If I hadn’t been able to speak Wolof I’d have been lost. I held Mrs Secka’s hand. Tubes up her nose and in her arm, she feared death. This was a time when Ebola was a novel virus killing people. Dr Mike Ryan WHO Director General of Health Emergencies now, virologist, was in Congo in flak jacket and metal helmet to do his research. Gut-wrenching times.

If I could cope with that, I can cope with Covid19.

I carried on studying with WHO: Covid19-Methods of Prevention and Control, Respiratory Infection, Incident Management and so on. Knowledge saves lives especially during health emergencies. So I armed myself to go back into the field, but in what way? I do what I can, encouraging others to look after themselves and stay safe. I’ve been a speaker on webinars with WHO – New York, all over the world. Zoom Meetings Greater Manchester.

Rosetta with her self-portrait

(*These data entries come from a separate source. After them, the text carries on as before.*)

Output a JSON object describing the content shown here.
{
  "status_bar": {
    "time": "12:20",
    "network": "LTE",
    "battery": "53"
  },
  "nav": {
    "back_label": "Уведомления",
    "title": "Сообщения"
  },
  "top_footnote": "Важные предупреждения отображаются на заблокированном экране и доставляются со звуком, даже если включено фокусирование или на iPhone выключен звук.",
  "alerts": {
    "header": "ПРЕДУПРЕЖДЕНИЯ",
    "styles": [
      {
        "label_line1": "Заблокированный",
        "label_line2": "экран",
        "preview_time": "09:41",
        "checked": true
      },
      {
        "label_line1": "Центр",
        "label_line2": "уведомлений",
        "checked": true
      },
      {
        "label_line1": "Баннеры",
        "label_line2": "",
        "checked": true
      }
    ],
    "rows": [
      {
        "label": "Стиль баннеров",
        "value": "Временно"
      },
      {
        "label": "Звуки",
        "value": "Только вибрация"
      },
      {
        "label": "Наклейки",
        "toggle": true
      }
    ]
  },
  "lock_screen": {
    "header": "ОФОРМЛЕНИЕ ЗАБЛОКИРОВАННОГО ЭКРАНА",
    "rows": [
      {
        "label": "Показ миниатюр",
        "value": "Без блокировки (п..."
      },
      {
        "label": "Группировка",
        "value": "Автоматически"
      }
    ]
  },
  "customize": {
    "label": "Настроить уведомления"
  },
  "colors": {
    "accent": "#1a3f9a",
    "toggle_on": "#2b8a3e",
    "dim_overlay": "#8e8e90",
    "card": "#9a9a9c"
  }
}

I’m a retired but voluntarily active Research Psychologist/Art Therapist and interested in mental health during the pandemic.  My advice is always the same – The Arts are therapeutic. As an artist myself I know it does me a world of good, and I can’t wait to get back to the Theatre and Gallery. While shielding, I go to 1853 Studios and my studio is my sanctuary. I paint at home, write, make podcasts, have my own Radio show with Sonder Radio and I do it all at home sending them the shows ready to go. I encourage older people to take up a hobby or interest. Sonder do Digi courses, Manchester Cares have Zoom meetings where elder and younger friends continue to meet.  Gardening is good even if it’s just a window box or a few tubs at the door. Keep active. People laugh when I tell them I put on some chart hits on YouTube and dance like nobody’s watching because nobody is watching.  A one person karaoke is great.  I can hit all the bum notes and nobody knows. The neighbours don’t hear. Ha ha!

Being alone doesn’t have to mean lonely.  Alone at home I can still achieve a lot such as supervising what I usually do in person in Gambia at Christmas. My Team there gave out toys, sweets and clothes to around 1,500 people, mainly children. They took School Supplies to the region’s only Primary School as education isn’t free they also gave money to keep children in school. They continued our tree planting/reforestation with the Children’s Gardening Club helping and learning.  The village is mud huts in the bush. We’ve done lots there and I’m now doing it remotely and online. 100% voluntary action and we love it.

It’s good to talk. Reform Radio have Buddyline where a volunteer gives an aging person a call weekly and these may lead to Podcasts on Mixcloud. I have a weekly chat.

We can still have a good life since lockdown isn’t locked up. We aren’t in jail. We can still go out, just with a few sensible restrictions and a mask. The better we are at it the sooner we will be through it especially now there are several approved vaccines in the world. How about we all become encouragers and show our wonderful community spirit in Oldham and make every day a good day. “Life is what you make it” is true. I like C.S. Lewis’s saying:  “You’re never too old to set another goal’ or to dream another dream.” True! This is how I live my life to the full. Stay safe friends and live the dream.

Gallery Oldham